UM Graduate Student Wins Prestigious National Award

English doctoral student Samina Ali wins Yarbrough Fellowship for project on representations and treatment of Latin American and South Asian women after 9/11
graduate student wins award

Samina Ali, a doctoral student in English at the University of Miami, earned the Marilyn Yarbrough Dissertation Fellowship from Kenyon College for her project, “Bad Women and the Politics of Recognition.” 

Ali studies how literature, ethnography, and popular media have represented Latinas and South Asian women in the U.S. as “brown” and threatening, especially when they practice Islam in a post-9/11 era. Donette Francis, an associate professor of English at UM who advises Ali, praised her for moving “beyond a black/white binary” to “consider how other racial formations intersect with religion in the U.S.”Ali is the first graduate student from UM to receive this competitive award, named after the legal scholar Marilyn Yarbrough who studied racial and gender discrimination. 

According to Kenyon College, the fellowship supports “young scholars who are members of underrepresented groups” interested in careers at liberal arts colleges. The fellowship provides housing, health benefits, and a $36,000 stipend. Previous recipients include graduate students from Berkeley, Brown, Duke, Johns Hopkins, Stanford, the University of Chicago, and Yale.

 Blending literary analysis with original oral histories of New York and Miami immigrant communities, Ali’s graduate research benefited from the English Department’s and UM’s commitment to hemispheric and Caribbean studies. 

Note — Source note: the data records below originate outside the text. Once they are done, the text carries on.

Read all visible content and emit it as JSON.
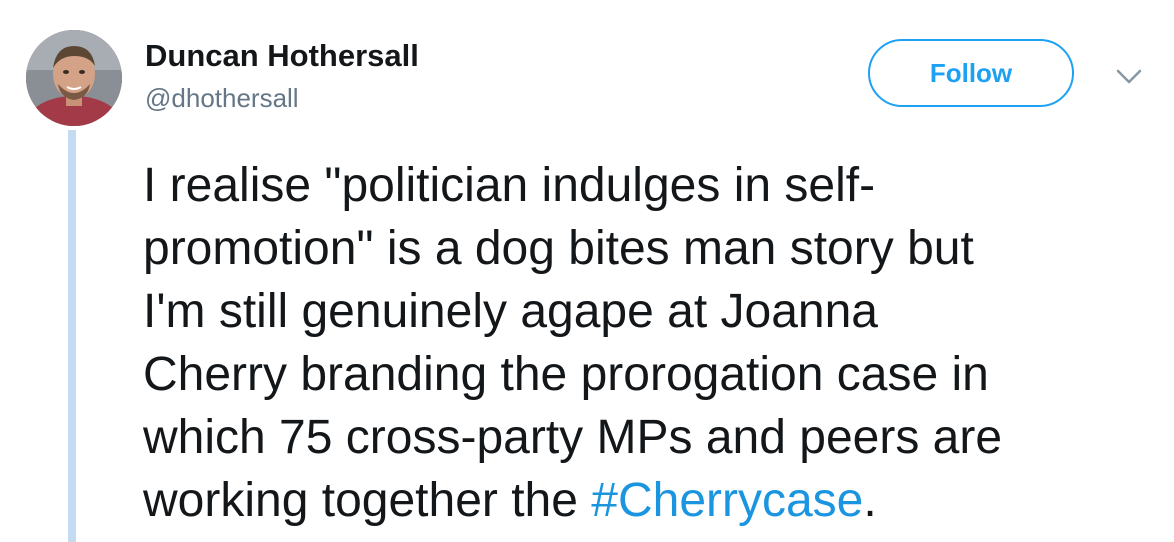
{
  "author": {
    "display_name": "Duncan Hothersall",
    "handle": "@dhothersall"
  },
  "follow_button": {
    "label": "Follow"
  },
  "menu": {
    "icon": "chevron-down-icon"
  },
  "tweet": {
    "lines": [
      "I realise \"politician indulges in self-",
      "promotion\" is a dog bites man story but",
      "I'm still genuinely agape at Joanna",
      "Cherry branding the prorogation case in",
      "which 75 cross-party MPs and peers are"
    ],
    "last_line_prefix": "working together the ",
    "hashtag": "#Cherrycase",
    "last_line_suffix": "."
  },
  "colors": {
    "accent": "#1da1f2",
    "hashtag": "#1b95e0",
    "text": "#14171a",
    "secondary_text": "#657786",
    "thread_line": "#c4dcf1"
  }
}
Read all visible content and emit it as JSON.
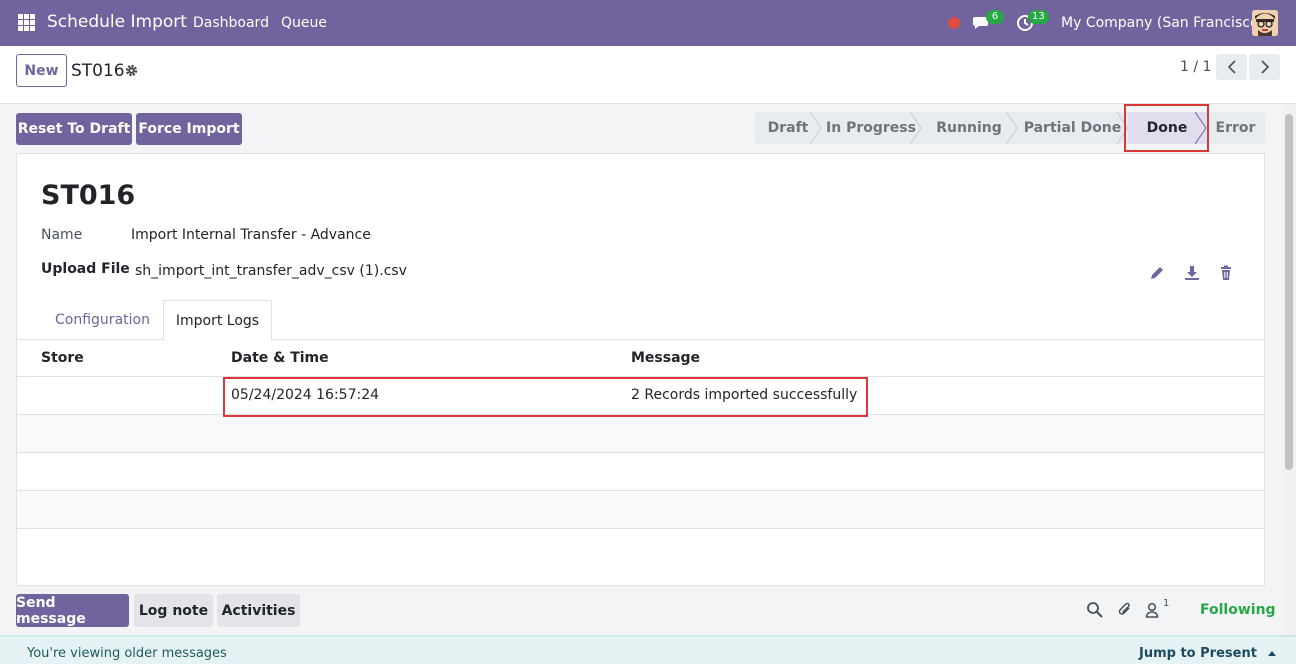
{
  "navbar": {
    "app_title": "Schedule Import",
    "menu": [
      "Dashboard",
      "Queue"
    ],
    "messages_badge": "6",
    "activities_badge": "13",
    "company": "My Company (San Francisco)"
  },
  "control": {
    "new_label": "New",
    "record_name": "ST016",
    "pager": "1 / 1"
  },
  "actions": {
    "reset_label": "Reset To Draft",
    "force_label": "Force Import"
  },
  "statusbar": {
    "stages": [
      "Draft",
      "In Progress",
      "Running",
      "Partial Done",
      "Done",
      "Error"
    ],
    "current": "Done"
  },
  "form": {
    "title": "ST016",
    "name_label": "Name",
    "name_value": "Import Internal Transfer - Advance",
    "upload_label": "Upload File",
    "upload_value": "sh_import_int_transfer_adv_csv (1).csv"
  },
  "tabs": {
    "items": [
      "Configuration",
      "Import Logs"
    ],
    "active": "Import Logs"
  },
  "logs_table": {
    "headers": [
      "Store",
      "Date & Time",
      "Message"
    ],
    "rows": [
      {
        "store": "",
        "datetime": "05/24/2024 16:57:24",
        "message": "2 Records imported successfully"
      }
    ]
  },
  "chatter": {
    "send_message": "Send message",
    "log_note": "Log note",
    "activities": "Activities",
    "followers_count": "1",
    "following": "Following",
    "older_messages": "You're viewing older messages",
    "jump_to_present": "Jump to Present"
  },
  "colors": {
    "brand": "#71639e",
    "success": "#28a745",
    "highlight": "#d9373a"
  }
}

Tim Watson, Chair of the English Department said, “Samina’s terrific accomplishment is a testament to her great research and teaching credentials, and it is also an important validation of our PhD program and our commitment to supporting the careers of scholars from underrepresented groups.” He added, “We couldn’t be prouder of her.”

Ali looks forward to her year at Kenyon. “I am so excited because of their amazing student body, diverse faculty research, and the success of previous Yarborough fellows,” she said. She noted that UM’s “dedicated faculty” and especially “Dr. Francis have helped flesh out my ideas” to “appeal to a broad audience.”    


April 10, 2018